I’m a bit rough on the mutual fund industry, but this week, it seems appropriate to acknowledge one positive.
Mutual funds have democratized investments. Thank you.
Before the rise of mutual funds, if you wanted to invest in the stock market, you had to either be a big player or be prepared to get fleeced. When the market crashed in 1929 less than 1% of the public owned a share of stock. The first mutual fund began operations in 1928. It took a while for these funds to catch on, but now just about anyone with a 401(k), an IRA, or a 529 plan owns stocks indirectly through mutual funds.
Mutual funds brought investing to the people. That’s a good thing. They’ve allowed families to build wealth, educate their children, and retire securely, all without having to pay a personal money manager.
That said, the democratization of investing has at least one of the same issues as democratization of government. It’s summed up in a word that’s being used in Washington and on Wall Street a lot these days – transparency.

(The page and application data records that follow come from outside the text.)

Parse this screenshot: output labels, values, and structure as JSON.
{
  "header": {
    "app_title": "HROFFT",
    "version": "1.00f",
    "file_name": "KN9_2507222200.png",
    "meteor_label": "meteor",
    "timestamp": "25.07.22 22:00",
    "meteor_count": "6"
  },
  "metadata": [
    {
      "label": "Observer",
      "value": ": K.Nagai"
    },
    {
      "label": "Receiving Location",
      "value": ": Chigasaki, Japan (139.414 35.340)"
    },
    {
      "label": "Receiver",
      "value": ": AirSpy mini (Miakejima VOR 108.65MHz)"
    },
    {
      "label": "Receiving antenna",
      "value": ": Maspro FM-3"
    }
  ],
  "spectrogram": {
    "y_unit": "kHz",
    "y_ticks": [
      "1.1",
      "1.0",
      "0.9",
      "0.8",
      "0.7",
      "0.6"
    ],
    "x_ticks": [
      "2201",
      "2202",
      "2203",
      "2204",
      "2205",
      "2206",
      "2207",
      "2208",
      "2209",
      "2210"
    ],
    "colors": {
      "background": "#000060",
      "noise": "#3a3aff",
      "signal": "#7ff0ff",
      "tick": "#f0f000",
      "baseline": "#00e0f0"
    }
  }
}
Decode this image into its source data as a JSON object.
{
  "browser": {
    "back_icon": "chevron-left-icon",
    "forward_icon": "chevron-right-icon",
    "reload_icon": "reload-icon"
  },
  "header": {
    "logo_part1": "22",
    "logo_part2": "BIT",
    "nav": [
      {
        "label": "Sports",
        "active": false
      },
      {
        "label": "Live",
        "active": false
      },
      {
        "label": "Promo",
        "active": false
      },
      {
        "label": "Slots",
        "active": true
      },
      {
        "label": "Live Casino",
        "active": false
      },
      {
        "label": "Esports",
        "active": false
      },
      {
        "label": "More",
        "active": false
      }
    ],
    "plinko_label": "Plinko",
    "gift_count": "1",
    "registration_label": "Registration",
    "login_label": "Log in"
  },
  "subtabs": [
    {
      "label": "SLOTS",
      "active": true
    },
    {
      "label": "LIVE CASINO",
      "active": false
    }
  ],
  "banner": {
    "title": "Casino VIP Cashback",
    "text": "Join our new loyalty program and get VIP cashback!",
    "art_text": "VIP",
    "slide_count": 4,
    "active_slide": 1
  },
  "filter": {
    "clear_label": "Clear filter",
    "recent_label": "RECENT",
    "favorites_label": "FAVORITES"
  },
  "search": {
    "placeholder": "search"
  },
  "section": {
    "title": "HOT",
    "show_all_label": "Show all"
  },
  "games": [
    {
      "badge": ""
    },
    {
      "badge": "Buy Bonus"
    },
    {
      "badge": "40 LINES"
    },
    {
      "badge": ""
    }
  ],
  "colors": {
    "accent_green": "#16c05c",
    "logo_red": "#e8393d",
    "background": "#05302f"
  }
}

Just like in government, I think it’s only fair to know who is being given favors, and why. Why don’t mutual funds clearly identify their true costs to investors? Why do funds play favorites – putting big investors ahead of smaller ones? Why aren’t funds more forthcoming about how much of their managers’ money is invested in the fund? Why do investors have to pay big fees for closet indexers? And why are share classes so confusing?
Again, my hat is off to the mutual fund industry for popularizing stock ownership, but it has a long way to go. A lack of transparency is at least in part starting to cause investors to turn away. Is it really too much to let investors know at any time where exactly their money is invested, and why? And if not, what does that say about that industry’s attitude towards their customers?
I don’t believe Spoke Fund® firms have solved every ill of the mutual fund industry. But I do think there is a lot to be said for a transparent firm where investors know what the portfolio manager holds, why he holds it, how much it will cost for them to invest exactly the same way – and to have the assurance that each and every investor will be treated fairly, too.
I think that’s the least that investors should expect. Don’t you?